(Sky Church) Earlier this year, the smoothest rapper in the history of hiphop, Ishmael Butler--who was in Digable Planets and is now in Cherry Wine--would spot me at the # 7 bus stop near Columbia City and offer me a ride to Capitol Hill, where I work. During the drive, he'd play Portland's Helio Sequence, a band that impressed him immensely. Helio Sequence's music has the blur and exhaustion of rock with lots of glittering electronic effects. It's smart and ethereal, and I think this is the reason why Butler liked it. As a person, Butler is less real than ethereal, and the music he made with Digable Planets was ethereal hiphop, and the name of his current band, Cherry Wine, is utterly ethereal. In a word, Cherry Wine and Helio Sequence should cut a record. CHARLES MUDEDE

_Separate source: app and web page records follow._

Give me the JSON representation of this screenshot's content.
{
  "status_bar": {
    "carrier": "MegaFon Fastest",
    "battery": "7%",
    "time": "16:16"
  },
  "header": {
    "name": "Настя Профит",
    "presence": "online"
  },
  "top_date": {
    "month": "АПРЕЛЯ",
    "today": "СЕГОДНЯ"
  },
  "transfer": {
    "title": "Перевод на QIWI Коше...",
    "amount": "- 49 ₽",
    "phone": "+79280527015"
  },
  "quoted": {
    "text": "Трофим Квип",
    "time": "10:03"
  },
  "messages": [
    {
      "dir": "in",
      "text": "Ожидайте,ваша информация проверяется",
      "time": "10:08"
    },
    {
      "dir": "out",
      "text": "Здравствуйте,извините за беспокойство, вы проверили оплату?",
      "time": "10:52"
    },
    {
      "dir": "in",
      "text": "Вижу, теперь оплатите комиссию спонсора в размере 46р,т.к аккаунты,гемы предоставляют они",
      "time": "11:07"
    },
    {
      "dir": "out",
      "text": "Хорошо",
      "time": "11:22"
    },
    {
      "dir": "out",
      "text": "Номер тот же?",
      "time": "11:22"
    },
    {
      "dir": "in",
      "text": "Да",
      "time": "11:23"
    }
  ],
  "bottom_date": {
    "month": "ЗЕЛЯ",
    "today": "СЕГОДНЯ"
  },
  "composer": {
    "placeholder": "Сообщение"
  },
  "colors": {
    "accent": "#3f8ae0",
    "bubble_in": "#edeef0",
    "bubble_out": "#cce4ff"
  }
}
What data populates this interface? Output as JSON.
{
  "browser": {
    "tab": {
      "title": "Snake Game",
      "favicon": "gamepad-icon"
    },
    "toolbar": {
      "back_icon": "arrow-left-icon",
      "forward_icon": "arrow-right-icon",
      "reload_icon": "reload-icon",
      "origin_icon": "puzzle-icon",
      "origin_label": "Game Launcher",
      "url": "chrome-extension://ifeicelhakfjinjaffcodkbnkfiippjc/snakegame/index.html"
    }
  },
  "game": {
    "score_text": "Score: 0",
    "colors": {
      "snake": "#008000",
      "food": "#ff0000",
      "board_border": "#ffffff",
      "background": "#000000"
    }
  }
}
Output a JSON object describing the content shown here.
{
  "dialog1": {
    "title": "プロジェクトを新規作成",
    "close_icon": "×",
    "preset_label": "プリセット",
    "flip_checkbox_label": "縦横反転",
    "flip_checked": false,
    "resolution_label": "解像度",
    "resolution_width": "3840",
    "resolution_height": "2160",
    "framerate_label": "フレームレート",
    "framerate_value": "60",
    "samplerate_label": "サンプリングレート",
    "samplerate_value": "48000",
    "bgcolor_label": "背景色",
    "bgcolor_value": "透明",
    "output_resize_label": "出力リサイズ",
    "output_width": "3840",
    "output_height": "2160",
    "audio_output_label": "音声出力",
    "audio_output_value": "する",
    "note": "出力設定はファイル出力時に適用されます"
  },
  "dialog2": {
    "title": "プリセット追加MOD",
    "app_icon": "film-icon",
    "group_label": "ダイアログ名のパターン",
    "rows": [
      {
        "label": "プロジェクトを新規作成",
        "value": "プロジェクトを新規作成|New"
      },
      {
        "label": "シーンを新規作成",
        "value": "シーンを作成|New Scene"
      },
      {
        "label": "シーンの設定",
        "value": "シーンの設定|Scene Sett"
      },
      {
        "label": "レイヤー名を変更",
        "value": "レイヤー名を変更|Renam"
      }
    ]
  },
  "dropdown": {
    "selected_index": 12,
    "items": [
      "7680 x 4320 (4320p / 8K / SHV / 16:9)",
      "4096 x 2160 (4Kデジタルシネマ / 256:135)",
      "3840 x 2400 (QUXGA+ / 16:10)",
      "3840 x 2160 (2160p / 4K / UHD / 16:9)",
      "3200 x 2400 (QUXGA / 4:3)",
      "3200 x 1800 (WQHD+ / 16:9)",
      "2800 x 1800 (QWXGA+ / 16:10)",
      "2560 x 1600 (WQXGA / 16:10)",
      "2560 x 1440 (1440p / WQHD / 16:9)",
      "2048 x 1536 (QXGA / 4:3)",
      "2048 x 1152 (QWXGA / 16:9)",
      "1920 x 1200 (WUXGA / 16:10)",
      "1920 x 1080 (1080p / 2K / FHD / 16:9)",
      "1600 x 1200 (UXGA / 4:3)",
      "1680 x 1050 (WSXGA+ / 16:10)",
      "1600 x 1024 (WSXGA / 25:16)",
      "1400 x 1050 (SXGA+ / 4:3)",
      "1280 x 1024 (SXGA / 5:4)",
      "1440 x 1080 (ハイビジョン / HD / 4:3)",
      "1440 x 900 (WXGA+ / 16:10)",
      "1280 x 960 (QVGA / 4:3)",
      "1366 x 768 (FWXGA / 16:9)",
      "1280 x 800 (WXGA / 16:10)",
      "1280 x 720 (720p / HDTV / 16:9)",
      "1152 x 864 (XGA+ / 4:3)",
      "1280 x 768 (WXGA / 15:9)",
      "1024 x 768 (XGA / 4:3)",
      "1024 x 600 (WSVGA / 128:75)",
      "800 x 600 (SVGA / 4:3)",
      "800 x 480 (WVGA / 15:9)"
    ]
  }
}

Stupid Bumbershoot has ruined everything.
THE ENEMIES, S.T.R.E.E.T.S., WARSCARS
(2nd Avenue Pizza) Oakland's the Enemies are a venomous-sounding band. There's a savagery that pumps through their vocals like bitter poison coursing through punk's bloodstream. Every time I hear it I want more. After seeing the Enemies play live around the Bay Area, I can vouch for the sheer ferocity of their shows--and their new Lookout! release, Seize the Day, only re-lights the quick fuse on a band with a temper as short as its songs (the band's split with Pitch Black on Lookout! is also highly recommended). Featuring Neurosis bassist Dave Edwardson, the Enemies play Dead Kennedys-influenced punk--but imagine the DKs telling their foes to back off and fuck off after a week without sleep. Along with bands like Bottles & Skulls, the Enemies are one of the many reasons to be thankful that the Bay Area's only a short van ride away. JENNIFER MAERZ
JESSE DAYTON, THE BASTARD SONS OF JOHNNY CASH, COWBOY NATION
(Tractor) There's a long list of reasons to catch the raw, sharply hooky honky-tonk of Texas native Jesse Dayton: Johnny Cash and Waylon Jennings' warm endorsement of his talent, his old-fashioned commitment to showmanship and good manners, or his overall wicked handsomeness. All valid points, but Dayton's most alluring trait is his ability to surround himself with musicians of unparalleled talent. When I saw him a few years ago with his old band, the Road Kings, pedal-steel player Bryan Thomas demonstrated so much technical dexterity and unhinged passion for his instrument that I thought my head was going to explode from the excitement of it all. Unfortunately, it appears that Thomas isn't part of the new lineup, but Dayton had the good sense to retain drummer Eric Tucker (also known for his work with Tom Waits) and add bassist (upright and electric) Charlie Sanders, a lifelong player who's done time with everyone from Marilyn Manson to Willie Nelson. HANNAH LEVIN
(Paramount) So it appears that Coldplay aren't breaking up after all, despite more than a year of threats and intimations to the contrary. Why the drama, fellas? Was it your sincere horror at becoming multiplatinum, international icons and Grammy conquerors? Could it be a lengthy publicity stunt to hype A Rush of Blood to the Head and preserve your ever-slippery anointment as Britain's Biggest Band for at least another few months? Or was it just a self-administered kick in your complacent pop-star asses? Regardless, all of the band's gloomy prophecies have birthed a predictably poignant new album that's genuinely majestic and moving in some spots and fairly contrived in others. Despite frontman Chris Martin's overreaching earnestness and incessant Buckley-isms, he's still a compelling singer and lyricist, and live, Coldplay are quite capable of generating a few moments of melancholy splendor. MICHAEL ALAN GOLDBERG